Strictly speaking this should be titled cube as all the images on this post are based around the cube. Square seems more appropriate as the discussion of a square deal for designers was posed over on Twitter during the Milan festival. #Milanuncut was a discussion kicked off by writers Marcus Fairs and Max Fraser who’d both heard and reported the anonymous grumblings of young designers at the level of work and payment they got for producing the prototypes that were being hyped during the festival. So with this tenuous link; I can post some images of designs around a cube whilst doing the maths to see what a young designer can hope to gain from going into production.
A wonderful tweeted interview by Max Fraser with Guido Cappellini included the percentage range a designer could expect in royalties from a work in production. A royalty payout is roughly between 1.5- 5% on the cost or wholesale price of an item, though I would think the bigger the designer the more flexibility there is in the percentage. So for and item that walks out of the shop at £100 the designer would take 60p – £2 using a mark-up on the cost price of 2.5 times. Its not a lot really is it. An anonymous designer complained that his last royalty cheque was for £600 “it won’t even cover half a months rent” (he obviously lives in London) But if a design takes off you could be gradually raking in the royalties for years and as you establish your name you won’t be relying on 1 or 2 products; some designers must have launched 10-15 products at Milan this year. But to really build up an income will take years of work and products with a long shelf life.
So is the way to go abandon designing for others and set up on your own? Seen here is Dave Keune’s Standard Primatives Lamp. He’s an example of a designer who’s set up their own. And its certainlyworked for Tom Dixon creator of Etch 100 (1st image above) a design inspired by the logic of pure mathmatics; but only after years of designing for others. Starting out on your own can take some serious money; Benjamin Hubert tweeted that he’d spent £30,000 of wages from day jobs into creating prototypes before he started to make any money. And its not quite so simple to set up on your own – with so many jobs to do running a business; it always helps to have interns. Hmmm yes interns; another sensitive subject thrown up by #milanuncut. They can either be seen and used as slave labour (the bigger the company the worse the experience so it would seem) or vital to the growth of a new business that otherwise couldn’t progress. Fresh out of study with so much expectation you can’t help thinking students may expect a little too much out of an internship? But then it is the responsibility of the employer to ensure that in working for free they do gain something from the experience; even if it may only be to realise that a lot of work isn’t as intellectually stimulating as college life has been!

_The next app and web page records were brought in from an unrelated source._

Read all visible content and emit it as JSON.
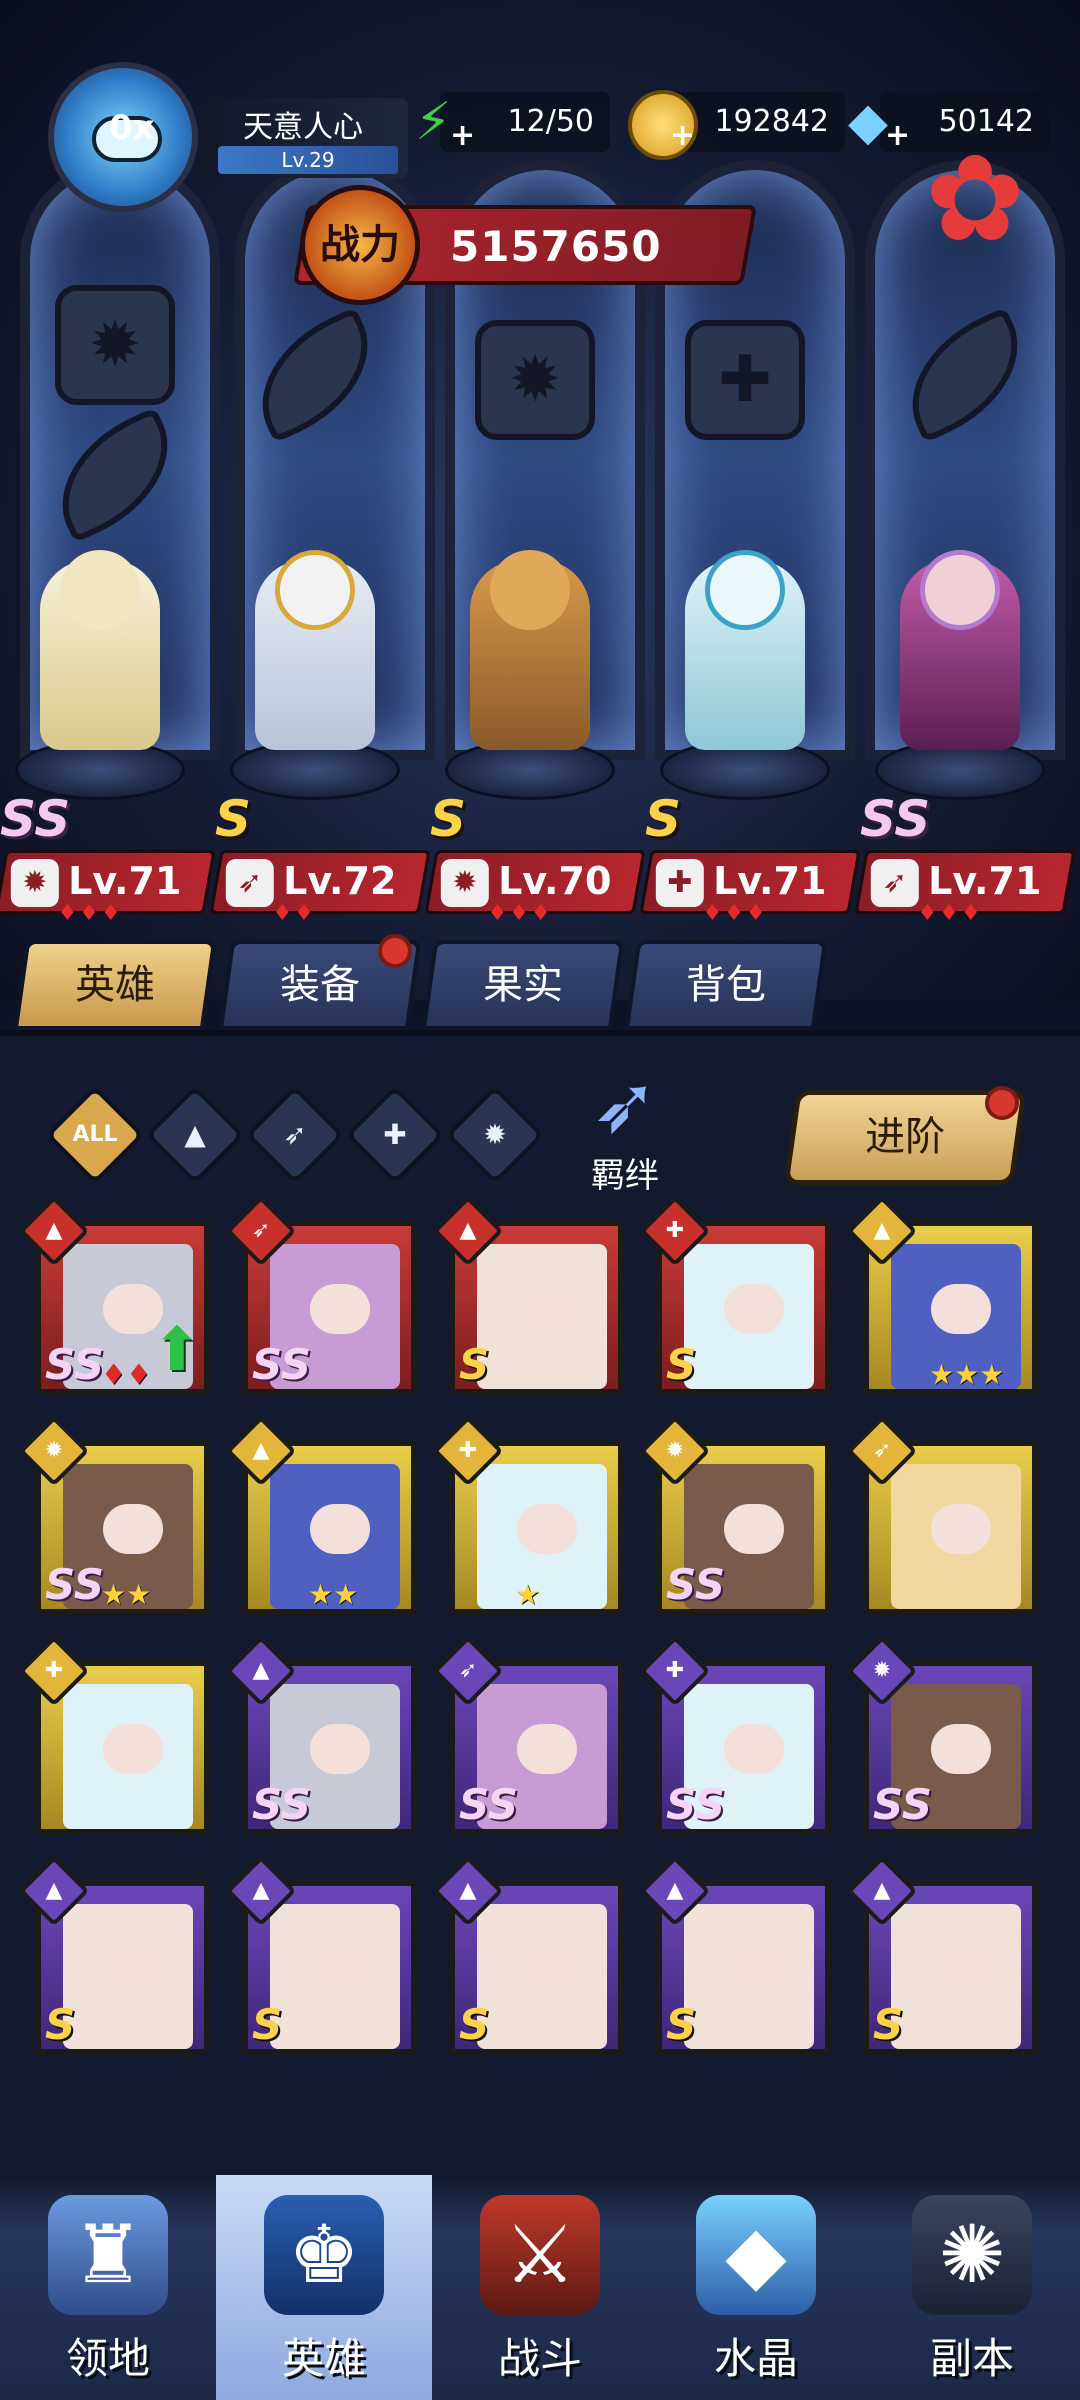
{
  "player": {
    "name": "天意人心",
    "level": "Lv.29",
    "avatar_badge": "0x"
  },
  "resources": {
    "stamina": "12/50",
    "gold": "192842",
    "diamonds": "50142"
  },
  "power": {
    "label": "战力",
    "value": "5157650"
  },
  "lineup": [
    {
      "rank": "SS",
      "level": "Lv.71",
      "class_icon": "beast-icon",
      "stars": "♦♦♦"
    },
    {
      "rank": "S",
      "level": "Lv.72",
      "class_icon": "wing-icon",
      "stars": "♦♦"
    },
    {
      "rank": "S",
      "level": "Lv.70",
      "class_icon": "beast-icon",
      "stars": "♦♦♦"
    },
    {
      "rank": "S",
      "level": "Lv.71",
      "class_icon": "wrench-icon",
      "stars": "♦♦♦"
    },
    {
      "rank": "SS",
      "level": "Lv.71",
      "class_icon": "wing-icon",
      "stars": "♦♦♦"
    }
  ],
  "tabs": [
    {
      "label": "英雄",
      "active": true
    },
    {
      "label": "装备",
      "active": false,
      "dot": true
    },
    {
      "label": "果实",
      "active": false
    },
    {
      "label": "背包",
      "active": false
    }
  ],
  "filters": {
    "all": "ALL",
    "bond": "羁绊",
    "advance": "进阶"
  },
  "grid": [
    {
      "frame": "red",
      "rank": "SS",
      "stars": "♦♦",
      "star_color": "red",
      "arrow": true
    },
    {
      "frame": "red",
      "rank": "SS",
      "stars": "",
      "star_color": ""
    },
    {
      "frame": "red",
      "rank": "S",
      "stars": "",
      "star_color": ""
    },
    {
      "frame": "red",
      "rank": "S",
      "stars": "",
      "star_color": ""
    },
    {
      "frame": "gold",
      "rank": "",
      "stars": "★★★",
      "star_color": "gold"
    },
    {
      "frame": "gold",
      "rank": "SS",
      "stars": "★★",
      "star_color": "gold"
    },
    {
      "frame": "gold",
      "rank": "",
      "stars": "★★",
      "star_color": "gold"
    },
    {
      "frame": "gold",
      "rank": "",
      "stars": "★",
      "star_color": "gold"
    },
    {
      "frame": "gold",
      "rank": "SS",
      "stars": "",
      "star_color": ""
    },
    {
      "frame": "gold",
      "rank": "",
      "stars": "",
      "star_color": ""
    },
    {
      "frame": "gold",
      "rank": "",
      "stars": "",
      "star_color": ""
    },
    {
      "frame": "purple",
      "rank": "SS",
      "stars": "",
      "star_color": ""
    },
    {
      "frame": "purple",
      "rank": "SS",
      "stars": "",
      "star_color": ""
    },
    {
      "frame": "purple",
      "rank": "SS",
      "stars": "",
      "star_color": ""
    },
    {
      "frame": "purple",
      "rank": "SS",
      "stars": "",
      "star_color": ""
    },
    {
      "frame": "purple",
      "rank": "S",
      "stars": "",
      "star_color": ""
    },
    {
      "frame": "purple",
      "rank": "S",
      "stars": "",
      "star_color": ""
    },
    {
      "frame": "purple",
      "rank": "S",
      "stars": "",
      "star_color": ""
    },
    {
      "frame": "purple",
      "rank": "S",
      "stars": "",
      "star_color": ""
    },
    {
      "frame": "purple",
      "rank": "S",
      "stars": "",
      "star_color": ""
    }
  ],
  "bottom_nav": [
    {
      "label": "领地",
      "active": false
    },
    {
      "label": "英雄",
      "active": true
    },
    {
      "label": "战斗",
      "active": false
    },
    {
      "label": "水晶",
      "active": false
    },
    {
      "label": "副本",
      "active": false
    }
  ],
  "colors": {
    "accent_red": "#b8262f",
    "accent_gold": "#c9a059",
    "panel": "#131a2f"
  }
}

Philippe Malouin used interns to create the Yachiyo metal rug; and he even named it after one of them and credited everyone who worked on the piece. This really was a team effort and with over 3000 man hours to create; it would have been impossible without his interns. I couldn’t resist the urge to work out what this would have cost to make had he been forced to pay the minimum wage of £5.93 . It actually works at a staggering £17,790!
Yes ok this doesn’t make this a commercially viable piece to put into production (even if you farmed it out to a $1 a day wage in developing nation!) but I can’t help feeling that they all got a sense of satisfaction in the creative process, even if they don’t feel the need to repeat it. You can see them making it over on Dezeen. And from that idea and process and experimentation that having a group of interns can allow a creative cloud can form and out pops another idea, process etc,etc.
Over at Established & Sons a remarkable similar Cubiod rug appeared in their new collection. They’re not giving away the name of the designers in this range, but I was assured that they did hire some very talented names from the design field. I can’t say for definite that Philippe designed this but…..any way it does offer another way for a young designer to use existing ideas for a nice design fee rather than royalties.I am making an assumption that this is a fee rather than a royalty but it would make commercial sense to do it this way. Say they had an initial production run of 5000 at retailing at £80, that would be a £2400 royalty. I think a one off design fee would be a bit less.
Another direction for the designer can be into that hazy would where art and design collides. Marcus Tremonto produced these Hexalights. Is it art? Is it design? Oh I can’t be bothered to work it out anymore! They are glowingly beautiful either way.
Sadly the final tail of #milanuncut was that too many students don’t even attend the classes that are aimed at giving them the business knowledge to succeed in a very competitive environment.
So for my final cube spot from Milan is Konnex by Florian Gross for Müller Möbelwerkstätten Great for the frustrated designer who has given up on the design career and is left to redesign their home. The pieces can be added to and slot together to form your own unique layout – that way you can still feel like a designer.